**Source records**
=== Begin Enclosure ===
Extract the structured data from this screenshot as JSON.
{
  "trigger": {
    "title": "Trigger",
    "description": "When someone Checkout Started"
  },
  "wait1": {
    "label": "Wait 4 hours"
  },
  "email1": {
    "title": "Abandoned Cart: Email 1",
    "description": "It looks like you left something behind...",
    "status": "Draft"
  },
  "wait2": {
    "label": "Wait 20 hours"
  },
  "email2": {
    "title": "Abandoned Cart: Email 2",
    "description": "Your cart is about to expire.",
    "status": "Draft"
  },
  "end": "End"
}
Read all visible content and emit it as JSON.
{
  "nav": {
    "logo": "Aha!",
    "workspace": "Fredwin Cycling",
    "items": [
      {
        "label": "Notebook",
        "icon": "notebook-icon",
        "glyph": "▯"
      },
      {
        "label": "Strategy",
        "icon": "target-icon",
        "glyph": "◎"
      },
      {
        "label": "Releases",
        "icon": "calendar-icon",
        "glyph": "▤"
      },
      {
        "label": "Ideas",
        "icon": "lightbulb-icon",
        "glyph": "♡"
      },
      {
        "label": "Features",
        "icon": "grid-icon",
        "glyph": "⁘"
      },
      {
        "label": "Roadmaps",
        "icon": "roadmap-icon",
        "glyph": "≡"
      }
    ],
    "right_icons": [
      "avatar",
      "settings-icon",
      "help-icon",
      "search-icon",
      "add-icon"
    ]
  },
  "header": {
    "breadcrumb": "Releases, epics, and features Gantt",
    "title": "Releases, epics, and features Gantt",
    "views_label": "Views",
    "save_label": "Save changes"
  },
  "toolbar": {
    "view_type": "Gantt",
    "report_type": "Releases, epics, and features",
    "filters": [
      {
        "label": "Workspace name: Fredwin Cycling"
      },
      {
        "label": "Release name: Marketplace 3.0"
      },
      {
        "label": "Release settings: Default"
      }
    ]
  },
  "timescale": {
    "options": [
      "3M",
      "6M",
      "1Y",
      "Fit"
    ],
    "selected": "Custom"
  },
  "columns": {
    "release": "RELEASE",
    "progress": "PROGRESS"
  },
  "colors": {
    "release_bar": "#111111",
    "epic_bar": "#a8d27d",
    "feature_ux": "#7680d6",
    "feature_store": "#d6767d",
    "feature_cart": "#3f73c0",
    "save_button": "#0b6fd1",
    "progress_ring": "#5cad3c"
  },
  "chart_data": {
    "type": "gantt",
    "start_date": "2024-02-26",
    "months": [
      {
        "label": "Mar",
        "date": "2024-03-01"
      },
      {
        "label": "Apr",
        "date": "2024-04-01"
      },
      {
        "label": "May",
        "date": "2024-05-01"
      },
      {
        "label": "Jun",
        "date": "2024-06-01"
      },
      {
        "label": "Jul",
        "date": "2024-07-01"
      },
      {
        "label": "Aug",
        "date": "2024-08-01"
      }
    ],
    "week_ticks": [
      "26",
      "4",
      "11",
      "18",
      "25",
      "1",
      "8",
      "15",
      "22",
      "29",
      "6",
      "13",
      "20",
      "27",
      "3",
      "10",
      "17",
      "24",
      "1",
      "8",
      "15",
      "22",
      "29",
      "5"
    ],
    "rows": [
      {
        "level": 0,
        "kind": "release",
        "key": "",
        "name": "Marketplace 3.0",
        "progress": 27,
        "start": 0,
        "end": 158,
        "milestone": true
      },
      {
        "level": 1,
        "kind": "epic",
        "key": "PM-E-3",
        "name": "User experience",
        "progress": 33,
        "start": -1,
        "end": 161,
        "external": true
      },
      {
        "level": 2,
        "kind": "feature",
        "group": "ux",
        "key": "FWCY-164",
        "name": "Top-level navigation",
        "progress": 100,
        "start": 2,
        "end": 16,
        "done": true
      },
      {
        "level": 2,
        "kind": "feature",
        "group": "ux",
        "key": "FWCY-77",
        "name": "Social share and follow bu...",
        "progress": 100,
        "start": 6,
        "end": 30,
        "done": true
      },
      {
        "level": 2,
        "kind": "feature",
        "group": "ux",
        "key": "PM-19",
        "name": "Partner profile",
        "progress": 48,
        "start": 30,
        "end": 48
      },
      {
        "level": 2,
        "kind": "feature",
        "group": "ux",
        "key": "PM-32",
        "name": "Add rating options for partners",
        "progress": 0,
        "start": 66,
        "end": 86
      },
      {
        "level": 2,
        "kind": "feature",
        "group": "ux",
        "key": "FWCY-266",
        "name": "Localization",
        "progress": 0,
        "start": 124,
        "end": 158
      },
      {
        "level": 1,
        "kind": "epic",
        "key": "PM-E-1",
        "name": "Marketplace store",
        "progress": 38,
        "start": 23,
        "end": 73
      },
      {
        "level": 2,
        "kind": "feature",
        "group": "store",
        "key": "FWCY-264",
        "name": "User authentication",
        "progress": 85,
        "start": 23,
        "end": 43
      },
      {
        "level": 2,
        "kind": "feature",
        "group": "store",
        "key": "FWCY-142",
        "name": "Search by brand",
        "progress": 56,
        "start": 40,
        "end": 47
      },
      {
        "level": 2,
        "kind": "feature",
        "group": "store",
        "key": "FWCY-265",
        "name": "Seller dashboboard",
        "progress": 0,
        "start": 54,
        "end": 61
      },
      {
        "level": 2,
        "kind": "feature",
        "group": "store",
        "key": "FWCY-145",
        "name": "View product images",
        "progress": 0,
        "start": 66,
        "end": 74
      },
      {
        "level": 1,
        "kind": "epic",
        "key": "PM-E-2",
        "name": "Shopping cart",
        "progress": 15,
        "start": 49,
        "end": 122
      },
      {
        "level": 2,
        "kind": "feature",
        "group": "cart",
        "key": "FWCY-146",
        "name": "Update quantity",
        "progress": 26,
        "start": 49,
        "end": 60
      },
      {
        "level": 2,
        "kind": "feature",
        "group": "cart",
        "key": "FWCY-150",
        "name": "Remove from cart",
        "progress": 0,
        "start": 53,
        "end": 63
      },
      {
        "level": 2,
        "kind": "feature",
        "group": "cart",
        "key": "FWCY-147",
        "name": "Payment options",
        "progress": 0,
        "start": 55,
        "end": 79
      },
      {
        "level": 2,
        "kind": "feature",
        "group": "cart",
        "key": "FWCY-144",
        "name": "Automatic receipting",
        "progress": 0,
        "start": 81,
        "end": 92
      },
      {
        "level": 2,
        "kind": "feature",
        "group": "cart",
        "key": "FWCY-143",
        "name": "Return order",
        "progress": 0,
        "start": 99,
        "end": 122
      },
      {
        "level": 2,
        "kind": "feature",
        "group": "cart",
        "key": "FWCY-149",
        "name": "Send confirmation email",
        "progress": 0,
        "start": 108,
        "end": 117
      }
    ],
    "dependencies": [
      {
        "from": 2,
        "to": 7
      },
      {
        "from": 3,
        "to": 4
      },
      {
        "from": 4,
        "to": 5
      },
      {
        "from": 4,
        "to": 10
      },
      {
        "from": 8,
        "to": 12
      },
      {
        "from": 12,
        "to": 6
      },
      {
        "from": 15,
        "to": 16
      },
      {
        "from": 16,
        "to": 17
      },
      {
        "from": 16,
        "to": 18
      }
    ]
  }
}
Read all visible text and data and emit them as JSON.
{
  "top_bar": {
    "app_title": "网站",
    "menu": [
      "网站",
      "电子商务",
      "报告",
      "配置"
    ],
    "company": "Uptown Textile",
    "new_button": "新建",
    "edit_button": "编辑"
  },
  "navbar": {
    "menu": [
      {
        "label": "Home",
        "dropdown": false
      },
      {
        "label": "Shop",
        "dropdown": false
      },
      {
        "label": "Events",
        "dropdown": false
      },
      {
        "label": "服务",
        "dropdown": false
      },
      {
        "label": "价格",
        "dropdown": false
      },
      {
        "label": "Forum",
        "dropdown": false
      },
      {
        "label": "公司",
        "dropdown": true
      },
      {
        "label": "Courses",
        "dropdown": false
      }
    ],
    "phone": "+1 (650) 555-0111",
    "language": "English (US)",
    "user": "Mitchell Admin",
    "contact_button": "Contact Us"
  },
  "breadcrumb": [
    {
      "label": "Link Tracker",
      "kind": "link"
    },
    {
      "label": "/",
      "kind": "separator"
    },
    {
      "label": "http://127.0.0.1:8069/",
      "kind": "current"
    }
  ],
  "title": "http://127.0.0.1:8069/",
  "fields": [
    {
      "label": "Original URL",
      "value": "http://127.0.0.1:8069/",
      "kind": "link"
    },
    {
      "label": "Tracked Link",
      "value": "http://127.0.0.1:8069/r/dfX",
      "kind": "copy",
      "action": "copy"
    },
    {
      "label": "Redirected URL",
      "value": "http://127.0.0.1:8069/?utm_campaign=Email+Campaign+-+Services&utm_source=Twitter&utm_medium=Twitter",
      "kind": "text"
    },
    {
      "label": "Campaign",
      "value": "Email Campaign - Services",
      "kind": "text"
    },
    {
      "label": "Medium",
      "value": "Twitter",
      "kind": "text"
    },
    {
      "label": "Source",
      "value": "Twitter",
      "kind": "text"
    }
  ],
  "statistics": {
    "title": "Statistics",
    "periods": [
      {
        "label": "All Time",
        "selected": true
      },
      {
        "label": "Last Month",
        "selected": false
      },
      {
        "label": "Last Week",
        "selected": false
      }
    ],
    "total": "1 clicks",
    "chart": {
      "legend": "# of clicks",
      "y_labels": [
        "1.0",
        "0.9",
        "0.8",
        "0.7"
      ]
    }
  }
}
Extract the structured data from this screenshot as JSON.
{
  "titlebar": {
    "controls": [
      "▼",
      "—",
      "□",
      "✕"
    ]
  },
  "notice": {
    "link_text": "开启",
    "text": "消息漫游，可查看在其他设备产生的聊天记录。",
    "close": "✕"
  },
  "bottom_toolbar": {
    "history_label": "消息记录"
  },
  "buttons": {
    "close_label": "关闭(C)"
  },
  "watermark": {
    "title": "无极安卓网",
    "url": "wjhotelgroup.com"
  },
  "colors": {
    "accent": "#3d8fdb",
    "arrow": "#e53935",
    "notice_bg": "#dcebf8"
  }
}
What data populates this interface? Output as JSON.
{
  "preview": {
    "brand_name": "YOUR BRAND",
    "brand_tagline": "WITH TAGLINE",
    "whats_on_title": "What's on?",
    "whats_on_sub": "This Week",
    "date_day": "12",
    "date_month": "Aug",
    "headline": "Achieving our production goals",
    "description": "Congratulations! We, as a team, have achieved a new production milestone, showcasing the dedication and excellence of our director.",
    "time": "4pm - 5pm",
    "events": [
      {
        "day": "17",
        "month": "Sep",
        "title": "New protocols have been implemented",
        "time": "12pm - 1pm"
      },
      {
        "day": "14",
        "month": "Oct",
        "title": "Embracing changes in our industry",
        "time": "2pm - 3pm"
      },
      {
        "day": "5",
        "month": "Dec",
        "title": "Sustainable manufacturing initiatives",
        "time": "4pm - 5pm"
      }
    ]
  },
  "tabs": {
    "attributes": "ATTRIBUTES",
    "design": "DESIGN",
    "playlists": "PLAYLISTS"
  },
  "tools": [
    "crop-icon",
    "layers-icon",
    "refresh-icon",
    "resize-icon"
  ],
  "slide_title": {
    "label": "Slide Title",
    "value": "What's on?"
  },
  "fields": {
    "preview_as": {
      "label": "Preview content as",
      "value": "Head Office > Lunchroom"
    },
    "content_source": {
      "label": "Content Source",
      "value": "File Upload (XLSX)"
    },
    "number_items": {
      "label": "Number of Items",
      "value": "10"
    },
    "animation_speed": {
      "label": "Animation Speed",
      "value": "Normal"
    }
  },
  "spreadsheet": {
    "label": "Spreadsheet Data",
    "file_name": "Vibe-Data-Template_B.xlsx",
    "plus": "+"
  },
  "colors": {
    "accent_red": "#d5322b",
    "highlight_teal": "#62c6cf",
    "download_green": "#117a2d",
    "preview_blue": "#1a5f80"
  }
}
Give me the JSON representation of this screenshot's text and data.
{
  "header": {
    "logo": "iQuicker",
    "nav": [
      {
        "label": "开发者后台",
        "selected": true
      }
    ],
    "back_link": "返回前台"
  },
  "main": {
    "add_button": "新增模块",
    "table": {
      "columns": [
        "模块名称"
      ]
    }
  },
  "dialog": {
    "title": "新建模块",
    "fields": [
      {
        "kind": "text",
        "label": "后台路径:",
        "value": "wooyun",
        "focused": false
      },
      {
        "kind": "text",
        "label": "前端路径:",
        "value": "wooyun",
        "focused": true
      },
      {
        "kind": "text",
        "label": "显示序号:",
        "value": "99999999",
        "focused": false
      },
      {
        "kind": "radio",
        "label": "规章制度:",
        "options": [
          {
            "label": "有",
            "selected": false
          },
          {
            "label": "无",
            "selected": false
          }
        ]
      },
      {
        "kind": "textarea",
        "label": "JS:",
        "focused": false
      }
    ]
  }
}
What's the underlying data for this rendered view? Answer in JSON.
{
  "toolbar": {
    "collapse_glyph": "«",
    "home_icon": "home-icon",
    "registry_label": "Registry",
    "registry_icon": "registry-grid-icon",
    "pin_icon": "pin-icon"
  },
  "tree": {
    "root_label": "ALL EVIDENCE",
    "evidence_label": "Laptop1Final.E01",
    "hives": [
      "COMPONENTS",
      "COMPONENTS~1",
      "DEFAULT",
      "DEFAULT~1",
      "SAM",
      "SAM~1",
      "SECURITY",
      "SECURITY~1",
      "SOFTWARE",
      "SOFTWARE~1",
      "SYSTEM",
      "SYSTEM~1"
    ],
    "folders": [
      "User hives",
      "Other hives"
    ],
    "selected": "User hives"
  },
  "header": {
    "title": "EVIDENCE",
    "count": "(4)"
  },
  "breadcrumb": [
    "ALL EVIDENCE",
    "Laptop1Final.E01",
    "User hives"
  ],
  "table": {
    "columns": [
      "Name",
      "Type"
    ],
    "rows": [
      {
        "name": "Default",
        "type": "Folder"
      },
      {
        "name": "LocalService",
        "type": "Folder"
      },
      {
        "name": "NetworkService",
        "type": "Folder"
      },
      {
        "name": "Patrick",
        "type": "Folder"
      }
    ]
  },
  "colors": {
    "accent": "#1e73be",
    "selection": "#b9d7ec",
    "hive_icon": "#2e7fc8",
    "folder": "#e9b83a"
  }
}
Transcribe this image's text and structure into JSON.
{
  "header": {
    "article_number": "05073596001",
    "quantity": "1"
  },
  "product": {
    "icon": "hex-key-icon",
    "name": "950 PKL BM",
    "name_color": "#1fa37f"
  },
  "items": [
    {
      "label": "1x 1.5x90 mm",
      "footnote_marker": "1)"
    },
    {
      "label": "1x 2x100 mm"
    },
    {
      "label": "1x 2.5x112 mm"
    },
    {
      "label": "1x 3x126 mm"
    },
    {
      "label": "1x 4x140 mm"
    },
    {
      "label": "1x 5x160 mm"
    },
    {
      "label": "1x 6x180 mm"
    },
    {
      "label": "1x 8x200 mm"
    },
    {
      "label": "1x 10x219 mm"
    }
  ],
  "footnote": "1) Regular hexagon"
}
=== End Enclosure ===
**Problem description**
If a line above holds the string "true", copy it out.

**Worked solution**
        "milestone": true
        "external": true
        "done": true
        "done": true
        "dropdown": true
        "selected": true
        "selected": true
        "focused": true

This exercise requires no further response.